Of the three political risks that we rate, our political violence rating saw the most movement in 2021. Some markets were downgraded due to rising tensions, including Ukraine and Taiwan. At the geopolitical level, regional powers, like Turkey, are increasingly intervening in domestic disputes such as in Armenia or Ethiopia. One emerging trend is the resurgence of coups of democratically elected governments in West Africa. Countries are increasingly looking to the men in uniform for solutions, driven in part by popular anger over their governments’ inability to address growing insecurity from jihadist groups and weak economic development.
Another trend worth noting in our ratings is that the transfer and conversion risk, which measures the likelihood of a government enacting capital controls, has improved across Gulf countries, which have benefited from high energy prices.
The bottom line?
As the world moves past the immediate economic and political impacts of the pandemic, one of the key risks to watch will be which markets are vulnerable to rising public debt pressures. On the question of whether the world is riskier, country risks have stabilized, but have done so at a higher level. Stay informed on country risk events with EDC’s Country Risk Quarterly.
With files from Ian Tobman, manager of EDC’s Economic and Political Intelligence Centre.
This commentary is presented for informational purposes only. It’s not intended to be a comprehensive or detailed statement on any subject and no representations or warranties, express or implied, are made as to its accuracy, timeliness or completeness. Nothing in this commentary is intended to provide financial, legal, accounting or tax advice nor should it be relied upon.
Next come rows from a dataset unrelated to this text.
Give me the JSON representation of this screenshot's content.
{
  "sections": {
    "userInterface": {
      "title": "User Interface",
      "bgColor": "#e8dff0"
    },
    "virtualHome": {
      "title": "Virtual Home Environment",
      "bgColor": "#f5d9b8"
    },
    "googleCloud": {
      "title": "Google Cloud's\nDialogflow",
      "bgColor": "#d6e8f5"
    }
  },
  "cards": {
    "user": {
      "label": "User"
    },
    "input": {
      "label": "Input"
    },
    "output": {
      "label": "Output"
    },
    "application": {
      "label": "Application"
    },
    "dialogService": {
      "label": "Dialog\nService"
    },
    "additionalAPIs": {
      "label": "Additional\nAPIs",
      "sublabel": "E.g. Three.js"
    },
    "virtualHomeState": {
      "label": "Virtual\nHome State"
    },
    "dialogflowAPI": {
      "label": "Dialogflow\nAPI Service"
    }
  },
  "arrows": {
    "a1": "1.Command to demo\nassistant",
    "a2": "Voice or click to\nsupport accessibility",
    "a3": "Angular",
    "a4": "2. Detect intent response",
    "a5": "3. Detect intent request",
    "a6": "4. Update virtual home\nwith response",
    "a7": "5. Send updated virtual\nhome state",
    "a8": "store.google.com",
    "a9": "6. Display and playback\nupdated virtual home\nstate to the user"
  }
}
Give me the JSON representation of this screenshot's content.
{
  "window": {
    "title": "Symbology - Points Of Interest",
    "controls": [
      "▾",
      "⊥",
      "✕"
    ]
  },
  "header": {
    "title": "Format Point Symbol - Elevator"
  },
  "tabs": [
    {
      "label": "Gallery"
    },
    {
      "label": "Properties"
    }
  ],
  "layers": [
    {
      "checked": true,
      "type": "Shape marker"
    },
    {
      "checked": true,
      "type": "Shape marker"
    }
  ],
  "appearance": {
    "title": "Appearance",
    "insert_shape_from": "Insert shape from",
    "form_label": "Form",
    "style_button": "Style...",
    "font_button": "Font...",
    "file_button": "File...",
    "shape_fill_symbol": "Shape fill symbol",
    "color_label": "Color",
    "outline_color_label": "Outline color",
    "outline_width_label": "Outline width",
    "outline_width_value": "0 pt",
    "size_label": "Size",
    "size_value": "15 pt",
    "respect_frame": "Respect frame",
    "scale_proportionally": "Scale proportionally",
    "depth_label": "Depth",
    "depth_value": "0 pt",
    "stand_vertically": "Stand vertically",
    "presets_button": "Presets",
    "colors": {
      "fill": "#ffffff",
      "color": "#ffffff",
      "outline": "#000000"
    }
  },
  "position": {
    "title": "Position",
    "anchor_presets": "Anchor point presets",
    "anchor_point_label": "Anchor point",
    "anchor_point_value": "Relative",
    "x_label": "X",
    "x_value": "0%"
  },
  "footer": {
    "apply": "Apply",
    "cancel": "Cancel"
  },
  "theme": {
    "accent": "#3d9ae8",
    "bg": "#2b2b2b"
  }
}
EDC nor the author is liable whatsoever for any loss or damage caused by, or resulting from, any use of or any inaccuracies, errors or omissions in the information provided.